STORED DATA Start Marker

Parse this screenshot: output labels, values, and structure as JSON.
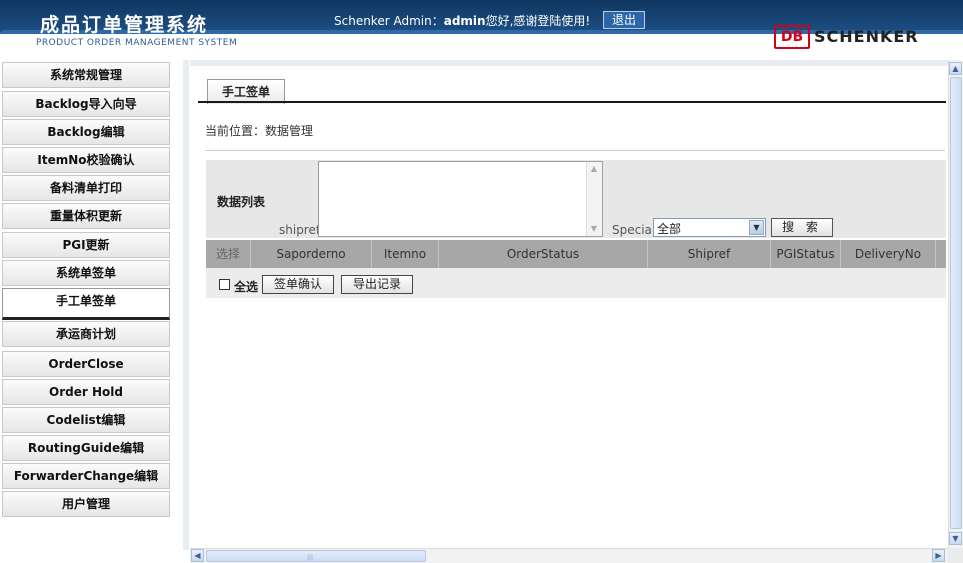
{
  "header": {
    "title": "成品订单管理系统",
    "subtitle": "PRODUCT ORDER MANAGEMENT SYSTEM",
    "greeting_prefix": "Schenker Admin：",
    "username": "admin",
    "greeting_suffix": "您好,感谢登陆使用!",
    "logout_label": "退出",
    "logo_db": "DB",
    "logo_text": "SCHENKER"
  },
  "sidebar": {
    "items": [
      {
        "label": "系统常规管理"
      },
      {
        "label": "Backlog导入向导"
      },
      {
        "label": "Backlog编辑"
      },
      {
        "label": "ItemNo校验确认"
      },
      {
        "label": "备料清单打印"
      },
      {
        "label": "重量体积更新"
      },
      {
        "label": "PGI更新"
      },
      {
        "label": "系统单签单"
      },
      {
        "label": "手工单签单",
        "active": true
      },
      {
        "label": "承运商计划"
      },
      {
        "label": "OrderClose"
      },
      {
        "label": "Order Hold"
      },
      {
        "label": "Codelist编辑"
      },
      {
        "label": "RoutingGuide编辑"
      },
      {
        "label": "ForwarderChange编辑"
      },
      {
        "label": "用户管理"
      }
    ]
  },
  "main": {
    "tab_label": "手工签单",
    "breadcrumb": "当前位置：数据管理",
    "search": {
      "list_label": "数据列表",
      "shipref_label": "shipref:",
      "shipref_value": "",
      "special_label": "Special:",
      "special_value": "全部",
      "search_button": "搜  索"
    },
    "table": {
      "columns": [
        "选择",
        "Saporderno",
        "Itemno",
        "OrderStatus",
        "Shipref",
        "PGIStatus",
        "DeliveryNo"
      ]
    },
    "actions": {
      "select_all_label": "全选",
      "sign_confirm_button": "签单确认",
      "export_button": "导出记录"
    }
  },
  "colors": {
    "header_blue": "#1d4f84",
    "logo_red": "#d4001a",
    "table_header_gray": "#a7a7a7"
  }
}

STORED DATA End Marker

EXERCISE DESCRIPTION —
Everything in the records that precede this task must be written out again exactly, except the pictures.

RESPONSE BOX —
Parse this screenshot: output labels, values, and structure as JSON.
{
  "header": {
    "title": "成品订单管理系统",
    "subtitle": "PRODUCT ORDER MANAGEMENT SYSTEM",
    "greeting_prefix": "Schenker Admin：",
    "username": "admin",
    "greeting_suffix": "您好,感谢登陆使用!",
    "logout_label": "退出",
    "logo_db": "DB",
    "logo_text": "SCHENKER"
  },
  "sidebar": {
    "items": [
      {
        "label": "系统常规管理"
      },
      {
        "label": "Backlog导入向导"
      },
      {
        "label": "Backlog编辑"
      },
      {
        "label": "ItemNo校验确认"
      },
      {
        "label": "备料清单打印"
      },
      {
        "label": "重量体积更新"
      },
      {
        "label": "PGI更新"
      },
      {
        "label": "系统单签单"
      },
      {
        "label": "手工单签单",
        "active": true
      },
      {
        "label": "承运商计划"
      },
      {
        "label": "OrderClose"
      },
      {
        "label": "Order Hold"
      },
      {
        "label": "Codelist编辑"
      },
      {
        "label": "RoutingGuide编辑"
      },
      {
        "label": "ForwarderChange编辑"
      },
      {
        "label": "用户管理"
      }
    ]
  },
  "main": {
    "tab_label": "手工签单",
    "breadcrumb": "当前位置：数据管理",
    "search": {
      "list_label": "数据列表",
      "shipref_label": "shipref:",
      "shipref_value": "",
      "special_label": "Special:",
      "special_value": "全部",
      "search_button": "搜  索"
    },
    "table": {
      "columns": [
        "选择",
        "Saporderno",
        "Itemno",
        "OrderStatus",
        "Shipref",
        "PGIStatus",
        "DeliveryNo"
      ]
    },
    "actions": {
      "select_all_label": "全选",
      "sign_confirm_button": "签单确认",
      "export_button": "导出记录"
    }
  },
  "colors": {
    "header_blue": "#1d4f84",
    "logo_red": "#d4001a",
    "table_header_gray": "#a7a7a7"
  }
}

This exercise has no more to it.